The exhibition concludes with a selection of contemporary works that display what has been called the future of Talavera. This part of the exhibition includes works by several Latin American artists commissioned by Jaime Contreras, a curator at the Museo Amparo in Puebla. Working with potters at the Puebla workshop of Talavera de la Reyna, these artists recapture the dynamism of the Talavera Poblana tradition.
By bringing together important examples of colonial, modern, and contemporary ceramics from Puebla, the exhibition celebrates the continuity of a ceramic tradition that both looks back to its cultural history and reveals a renewed contemporary vision.
CURATOR: The curator of Talavera Poblana: Four Centuries of a Mexican Ceramic Tradition is Margaret Connors McQuade, Assistant Curator of Ceramics and Furniture at The Hispanic Society of America in New York.
EXHIBITION CATALOGUE: A catalogue illustrating a selection of works in the exhibition in both color and black-and-white will accompany the exhibition. The volume will include two essays and a bibliography. One essay, by exhibition curator Margaret Connors McQuade, will present a historic overview of the development of Talavera Poblana and incorporate the most recent scholarship on this topic. The other, by Jaime Contreras Castro, will discuss the contemporary section of the exhibition and explain how a group of well-known contemporary artists collaborated with traditional potters at the Puebla workshop of Talavera de la Reyna.

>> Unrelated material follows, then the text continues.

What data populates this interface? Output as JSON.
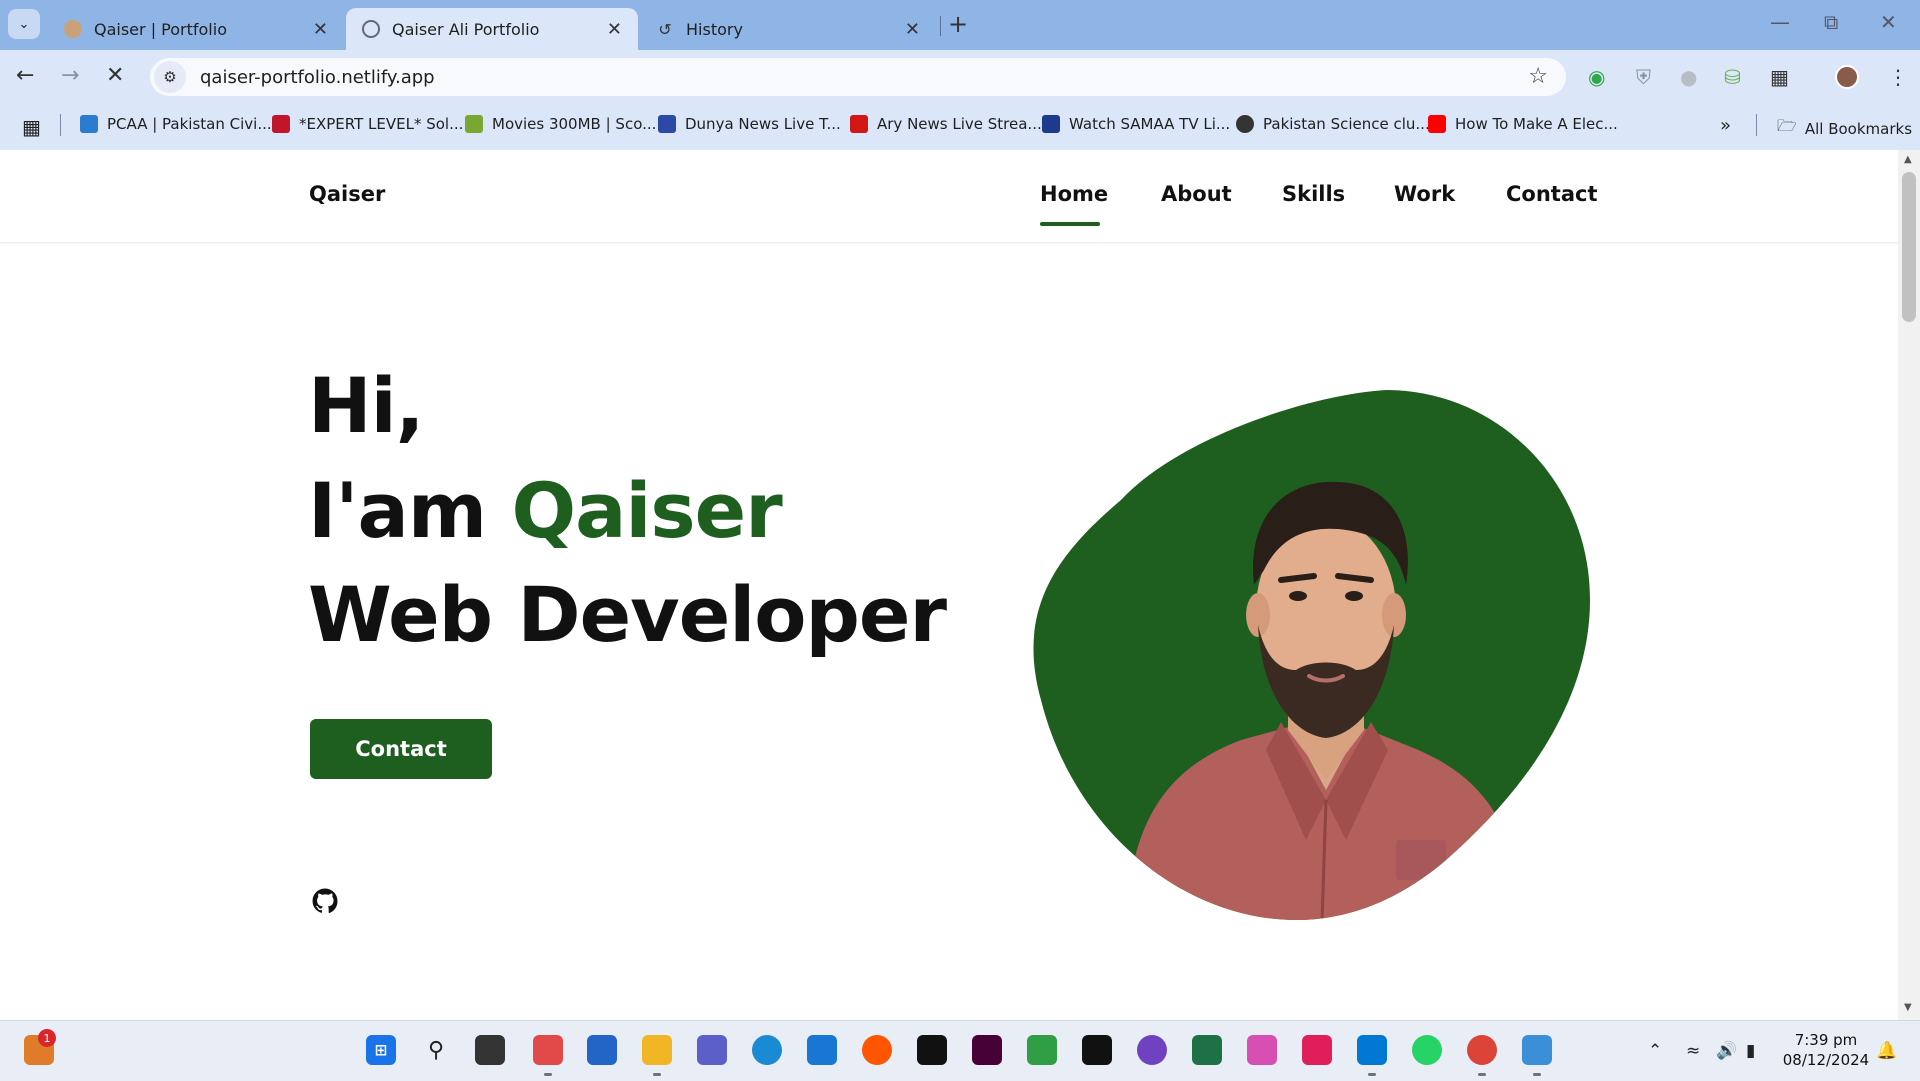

WEDNESDAY EVENING PUBLIC LECTURE SERIES: To complement the exhibition, the Americas Society has organized a lecture series with The Bard Graduate Center for Studies in the Decorative Arts. On October 6, exhibition curator Margaret Connors McQuade will present Painting with Clay: The Talavera Tiles of Puebla-a look at the history of tiles in Puebla from its roots in Muslim Spain and the distinctive Puebla style that now decorates public exterior walls and intimate interior settings. On October 27, Robin Farwell Gavin, Curator of Spanish Colonial Collections at the Museum of International Folk Art in Santa Fe, New Mexico, will trace styles of tin-glazed earthenware from different areas of Spain, and follow the spread of these influences to the New World, and examine the work of contemporary potters in her lecture, The Spanish Roots of Talavera Poblana. On December 1, a second lecture by exhibition curator Ms. Connors McQuade entitled The Renaissance of Talavera Poblana in the Early Twentieth Century, will discuss the reemergence of Talavera Poblana in the first quarter of the twentieth century due to the interest of prominent members of the art world such as Archer Milton Huntington, founder of The Hispanic Society of America. The December 1999 issue of The Magazine Antiques including an article by Ms. Connors McQuade on Talavera Poblana, will be provided courtesy of Brant Publications. Lectures begin at 6:30 p.m. in the Salón Simón Bolívar of the Americas Society. To register for these free lectures, please call (212) 249-8950, ext. 357.
EDUCATION: The Americas Society will collaborate with its Park Avenue neighbor-The Spanish Institute-and offer free-of-charge to public school groups bilingual (Spanish and/or English) lectures, tours, and workshops. These programs are also available to adults. Please contact Rosario Tsilimparis, the Education and Outreach Coordinator of The Spanish Institute at (212) 628-0420 for more information or to schedule a visit.